By Paris Wolfe
Our most recent trip to Florida started because Gary wanted to revisit the helicopter he worked on as an Army soldier in Vietnam. Not THE exact bird, but the model machine that kept him busy most days — the OH-6 Cayuse.
In 1966, the Army started using this single-engine helicopter to flush out the enemy and provide fire support for ground troops. It’s small, quiet and its egg-shape makes it hardy. Gary worked on the OH-6 as a mechanic and a soldier flying at tree level to flush Vietcong from the forests. During his tour of duty, 1972-73 — the ground war was mostly over, but aviation support remained in some areas.
Fast forward to July 2015. We spent hours examining some legendary and some run-of-the-mill aircraft in the Smithsonian’s National Air and Space Museums in Washington, D.C. and Chantilly, Va. While we were there, Gary kept an eye out for an OH-6. It seemed logical that this well-regarded, commonly used aircraft would be on display. But, it wasn’t.
A few days later we stopped at the small U.S. Army Transportation Museum at Fort Eustis in Newport News, VA. There, too, we gathered history on war, technology and aircraft. The only Cayuse was a picture boasting of its utility.

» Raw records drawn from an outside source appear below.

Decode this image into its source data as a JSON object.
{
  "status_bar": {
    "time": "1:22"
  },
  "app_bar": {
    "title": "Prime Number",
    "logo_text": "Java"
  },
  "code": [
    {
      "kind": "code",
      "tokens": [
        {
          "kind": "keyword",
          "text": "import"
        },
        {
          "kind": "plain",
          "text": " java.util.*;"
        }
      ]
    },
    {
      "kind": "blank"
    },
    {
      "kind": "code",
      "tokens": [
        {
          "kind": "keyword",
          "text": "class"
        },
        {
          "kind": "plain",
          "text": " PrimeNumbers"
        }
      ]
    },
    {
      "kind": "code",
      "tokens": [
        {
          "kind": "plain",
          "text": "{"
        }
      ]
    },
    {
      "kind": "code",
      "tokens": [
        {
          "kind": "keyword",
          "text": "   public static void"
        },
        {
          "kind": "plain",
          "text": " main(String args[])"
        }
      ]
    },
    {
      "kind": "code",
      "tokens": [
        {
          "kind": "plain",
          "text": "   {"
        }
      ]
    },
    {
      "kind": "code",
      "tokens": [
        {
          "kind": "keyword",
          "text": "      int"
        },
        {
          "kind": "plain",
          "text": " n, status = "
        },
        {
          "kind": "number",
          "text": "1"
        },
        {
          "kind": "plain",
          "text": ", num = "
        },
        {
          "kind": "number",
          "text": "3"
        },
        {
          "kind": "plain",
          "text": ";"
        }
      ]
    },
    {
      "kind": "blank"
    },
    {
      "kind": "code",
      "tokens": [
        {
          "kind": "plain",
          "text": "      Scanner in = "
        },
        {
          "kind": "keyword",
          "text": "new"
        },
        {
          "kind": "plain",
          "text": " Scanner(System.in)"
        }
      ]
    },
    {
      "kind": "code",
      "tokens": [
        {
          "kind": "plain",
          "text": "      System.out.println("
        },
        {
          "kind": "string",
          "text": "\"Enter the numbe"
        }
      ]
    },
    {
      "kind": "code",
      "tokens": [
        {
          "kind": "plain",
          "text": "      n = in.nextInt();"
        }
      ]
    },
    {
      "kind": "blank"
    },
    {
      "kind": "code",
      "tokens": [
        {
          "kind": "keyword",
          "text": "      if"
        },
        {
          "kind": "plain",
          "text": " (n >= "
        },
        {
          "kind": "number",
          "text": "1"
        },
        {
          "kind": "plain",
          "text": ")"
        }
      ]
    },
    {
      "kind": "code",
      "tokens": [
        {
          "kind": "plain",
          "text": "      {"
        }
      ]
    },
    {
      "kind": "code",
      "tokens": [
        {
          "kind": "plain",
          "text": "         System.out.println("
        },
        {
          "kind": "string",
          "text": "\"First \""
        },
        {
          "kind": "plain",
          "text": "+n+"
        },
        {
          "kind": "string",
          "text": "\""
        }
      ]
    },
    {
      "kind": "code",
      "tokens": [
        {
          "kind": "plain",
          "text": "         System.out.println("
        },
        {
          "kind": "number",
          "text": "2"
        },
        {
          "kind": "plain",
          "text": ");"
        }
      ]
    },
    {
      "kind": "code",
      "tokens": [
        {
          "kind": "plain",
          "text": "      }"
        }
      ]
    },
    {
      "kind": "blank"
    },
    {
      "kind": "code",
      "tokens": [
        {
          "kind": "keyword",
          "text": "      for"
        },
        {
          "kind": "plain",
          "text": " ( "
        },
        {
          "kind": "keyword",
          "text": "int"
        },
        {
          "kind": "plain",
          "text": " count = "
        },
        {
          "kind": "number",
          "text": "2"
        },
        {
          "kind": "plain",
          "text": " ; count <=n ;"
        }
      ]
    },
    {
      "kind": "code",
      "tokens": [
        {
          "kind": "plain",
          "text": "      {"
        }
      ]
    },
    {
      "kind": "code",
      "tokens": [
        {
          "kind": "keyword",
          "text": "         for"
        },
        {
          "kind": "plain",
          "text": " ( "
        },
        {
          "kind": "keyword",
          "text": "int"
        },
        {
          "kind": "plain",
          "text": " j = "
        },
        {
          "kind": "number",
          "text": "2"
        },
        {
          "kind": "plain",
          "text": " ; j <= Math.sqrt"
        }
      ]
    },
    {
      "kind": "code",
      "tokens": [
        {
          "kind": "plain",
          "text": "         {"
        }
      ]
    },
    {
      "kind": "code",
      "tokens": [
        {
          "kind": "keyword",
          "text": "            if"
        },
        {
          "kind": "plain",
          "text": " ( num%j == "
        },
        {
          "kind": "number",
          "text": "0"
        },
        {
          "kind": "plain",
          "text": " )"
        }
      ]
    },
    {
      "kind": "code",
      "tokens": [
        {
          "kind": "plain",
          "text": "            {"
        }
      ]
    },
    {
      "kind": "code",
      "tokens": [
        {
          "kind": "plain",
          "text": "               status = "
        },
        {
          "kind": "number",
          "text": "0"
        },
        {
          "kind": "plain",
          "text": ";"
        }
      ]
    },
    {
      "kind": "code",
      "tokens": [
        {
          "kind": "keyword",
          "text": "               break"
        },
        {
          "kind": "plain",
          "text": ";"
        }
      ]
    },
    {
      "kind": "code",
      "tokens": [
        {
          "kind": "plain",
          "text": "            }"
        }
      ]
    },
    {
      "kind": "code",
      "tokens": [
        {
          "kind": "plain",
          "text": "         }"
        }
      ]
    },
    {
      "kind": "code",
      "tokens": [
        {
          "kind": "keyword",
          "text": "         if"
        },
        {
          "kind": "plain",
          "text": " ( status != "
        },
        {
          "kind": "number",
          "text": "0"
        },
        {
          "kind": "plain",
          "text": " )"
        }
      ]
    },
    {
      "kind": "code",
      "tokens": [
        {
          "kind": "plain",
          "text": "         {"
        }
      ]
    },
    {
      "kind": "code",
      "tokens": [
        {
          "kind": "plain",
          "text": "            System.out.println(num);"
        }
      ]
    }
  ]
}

And, the National Museum of the U.S. Air Force at Wright-Patterson Air Force Base near Dayton, Ohio, may be enormous, but it doesn’t have the agile Cayuse. But, that makes sense because it’s an Air Force base and the OH-6 is an Army helicopter.
Eventually, casual observation led to feelings of dismissal. Gary found an important part of history missing at key war aviation museums. You can easily find “Hueys” and their successors on display, but not the chopper to which he was assigned. And, with more than 2,000 produced and 842 shot down in the Vietnam War, they had a significant role in history.
Gary was mostly quiet about his observations at this point. So, I didn’t yet realize we were on a quest. It wasn’t complicated, if you were willing to travel. Gary deduced that an Army base where helicopter pilots are trained would be the logical place for a Cayuse siting. So, he googled Fort Rucker, Alabama, and found the Army post has one on display in its U.S. Army Aviation Museum.
And, that’s why, for Thanksgiving week 2016, we headed south. We stayed in Pensacola, Fla., because it’s busier than rural southeastern Alabama. And, we traveled backroads from the Navy town through rural Alabama by Harley-Davidson.
Getting into the Army aviation museum presented a challenge. Those aiming to see the collection of 160 aircraft – including largest display of military helicopters in the world – must first get onto the post. Vehicle operators must have a valid driver’s license, vehicle registration, and proof of insurance to enter the gates at Fort Rucker. All visitors must be U.S. citizens and, those over 16 years old must have photo identification. And, the country must not be on high security alert. Calling ahead for status is prudent.
We made the unwitting mistake of visiting on Family Day which meant a 70-minute wait to have credentials checked and be issued a temporary ID card. We learned most waits are closer to 15 minutes.
Finally, we made it. We were there. Inside the hangar, to the left we found the OH-6 hanging on an angle with a GI mannequin leaning out the door scout style. The helicopter was set in a vignette, as if on reconnaissance mission. Below it was a part of Huey with broken rotors and partially submerged in fake swamp muck.
Gary was disappointed. The single display tucked away lacked impact compared to other displays. It seemed too simple for a dangerous treetop flyer. It’s hard to say what display might convey an emotional impact worthy of the lives sacrificed. But, this wasn’t it for Gary.
Next to the display was a Vietnam War Memorial exhibit, a dark wall inscribed with the 4,347 names of pilots, co-pilots, crew chiefs, crew members, door gunners and medics who died of aviation-related injuries. There Gary touched and was touched by the names of four men in his troop who lost their lives on missions in fall 1972.
On October 26, while Dexter B. Florence and Keven Z. Goodno were attempting to capture an NVA flag in Quang Nam province, a Claymore mine detonated leaving them with fatal injuries. Less than two weeks later on November 5, a command-detonated mine killed Joseph F. Denardo and Steven L. Taylor in Quai Nang Province.
The static display took on new meaning as Gary shared his stories of a drinking rum and Coke with Goodno on the Saturday before the young man died in his low-flying OH-6. Today, some of the young men would have been too young to buy beer. It all seems so distant and official, but some of these guys were just kids, the age of my oldest son, flying helicopters and offering their lives for a mission.
My perspective shifted. I understood why Gary wants to see the OH-6 occupy visual space that pushes it into emotional space. Thinking about a 19-year-old Gary or my teenage sons being in those choppers made me shiver. I hurried back into the Alabama sunshine.